Now you could regard the restudy as nothing more than face-saving to cover an administration defeat. What the President wanted to do was not new. Both the Nixon and Ford administrations had also unsuccessfully sought to cut back these programs, and both had discovered that the programs have considerable politican appeal. But we hope the administration will take a larger view of the matter, for there is an opportunity in the restudying process to reconsider these programs in a way that might actually move the issues involved off dead center.
The Carter administration was weeking to slice impact-aid subsidies to public schools attended by children of federal and military employees so that schools would receive money only for the education of those students who actually live on government property or military bases. As we've said before, a narrowing and perhaps a phased shutdown of the program are in order, provided that other, more suitable ways are found to compensate for the unusual burdens of the federal presence.
The student-loan situation is less clear. The administration wanted to reduce and then eliminate new federal payments to the 20-year-old. National Direct Student Loan program (NDSL) and allow the Guaranteed Student Loan Program (GSLP) to exist as the only federally supported loan program. (Under the GSLP, private lending institutions make the loans, but their repayment is guaranteed by the federal government.)
The education lobbies and many educators opposed this proposal, arguing, among other things, that many students aren't able to get GSLP loans because of the lack of participating institutions in their area or because of the participating institutions' restrictive lending policies. They also asserted that most institutions were more interested in getting their rate of return - GSLP loans are given at 7 per cent interest; NDSL loans are given at 3 per cent interest - than in aiding students gain an education. Much of this criticism was substantiated by a consultant's report done last year for HEW's Office of Education. The report found that low-income students, minority students and students whose parents weren't customers of the bank had significant difficulty in securing loans. The Carter administration, on the other hand, argues that the financial needs of these students can be met by the NDSL revolving loan fund (through which educational institutions make loans from the payments they receive from former students) coupled with an improved GSLP and federal aid-to-education grant programs.

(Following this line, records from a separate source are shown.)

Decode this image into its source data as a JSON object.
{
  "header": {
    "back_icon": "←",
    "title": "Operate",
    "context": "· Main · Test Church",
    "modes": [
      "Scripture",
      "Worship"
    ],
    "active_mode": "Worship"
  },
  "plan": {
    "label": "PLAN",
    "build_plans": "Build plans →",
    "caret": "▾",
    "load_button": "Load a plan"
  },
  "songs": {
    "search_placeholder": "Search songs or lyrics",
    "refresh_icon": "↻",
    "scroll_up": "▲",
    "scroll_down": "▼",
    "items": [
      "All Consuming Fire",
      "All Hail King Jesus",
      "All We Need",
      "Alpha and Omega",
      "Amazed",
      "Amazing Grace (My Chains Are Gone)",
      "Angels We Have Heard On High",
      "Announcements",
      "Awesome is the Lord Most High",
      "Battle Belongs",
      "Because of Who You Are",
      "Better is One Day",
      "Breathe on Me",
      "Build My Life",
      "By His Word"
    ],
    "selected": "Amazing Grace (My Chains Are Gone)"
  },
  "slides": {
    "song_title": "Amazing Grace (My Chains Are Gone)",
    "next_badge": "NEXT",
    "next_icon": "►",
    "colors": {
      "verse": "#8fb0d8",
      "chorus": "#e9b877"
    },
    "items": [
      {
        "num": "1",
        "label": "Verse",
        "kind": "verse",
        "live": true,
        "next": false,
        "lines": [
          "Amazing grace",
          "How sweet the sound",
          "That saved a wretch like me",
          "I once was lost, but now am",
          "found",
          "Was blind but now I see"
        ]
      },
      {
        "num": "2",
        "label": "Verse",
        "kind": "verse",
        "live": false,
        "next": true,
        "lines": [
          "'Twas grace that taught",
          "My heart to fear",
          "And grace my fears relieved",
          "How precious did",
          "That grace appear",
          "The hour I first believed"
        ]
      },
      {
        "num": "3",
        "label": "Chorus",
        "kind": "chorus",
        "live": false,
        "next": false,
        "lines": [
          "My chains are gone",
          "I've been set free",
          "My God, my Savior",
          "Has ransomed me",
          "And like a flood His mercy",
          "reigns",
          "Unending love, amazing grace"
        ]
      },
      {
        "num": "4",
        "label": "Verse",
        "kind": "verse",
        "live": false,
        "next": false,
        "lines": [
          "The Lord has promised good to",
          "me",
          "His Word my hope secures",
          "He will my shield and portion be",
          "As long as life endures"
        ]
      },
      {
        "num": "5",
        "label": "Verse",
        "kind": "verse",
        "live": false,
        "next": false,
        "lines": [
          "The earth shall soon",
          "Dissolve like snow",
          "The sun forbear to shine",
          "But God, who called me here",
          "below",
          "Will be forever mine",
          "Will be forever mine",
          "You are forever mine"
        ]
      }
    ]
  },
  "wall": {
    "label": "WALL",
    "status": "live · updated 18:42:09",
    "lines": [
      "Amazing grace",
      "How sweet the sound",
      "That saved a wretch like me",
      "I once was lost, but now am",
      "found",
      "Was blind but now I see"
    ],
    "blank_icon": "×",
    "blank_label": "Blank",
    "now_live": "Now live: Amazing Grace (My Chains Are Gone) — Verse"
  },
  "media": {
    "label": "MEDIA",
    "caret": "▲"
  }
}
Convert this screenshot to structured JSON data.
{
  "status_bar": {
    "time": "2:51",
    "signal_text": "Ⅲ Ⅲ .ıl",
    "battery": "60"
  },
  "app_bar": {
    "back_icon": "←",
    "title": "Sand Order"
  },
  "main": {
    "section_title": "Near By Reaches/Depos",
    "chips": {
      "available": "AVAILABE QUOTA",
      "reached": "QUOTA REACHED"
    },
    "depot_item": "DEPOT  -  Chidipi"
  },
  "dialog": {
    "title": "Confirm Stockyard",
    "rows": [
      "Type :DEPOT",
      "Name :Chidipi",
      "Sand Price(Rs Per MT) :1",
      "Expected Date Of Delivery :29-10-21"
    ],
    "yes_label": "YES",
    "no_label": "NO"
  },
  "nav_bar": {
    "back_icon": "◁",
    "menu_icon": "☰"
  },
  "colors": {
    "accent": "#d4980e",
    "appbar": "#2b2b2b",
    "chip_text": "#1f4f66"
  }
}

The administration has the worst of this argument, in our view, though not by much. For there are flaws in the NDSL program, such as the lack of hard data on several key aspects of the program and its high default rate. What all this means is that a fresh study of the loan effort could be extremely profitable for the federal government, private lending institutions and, above all, for the students themselves.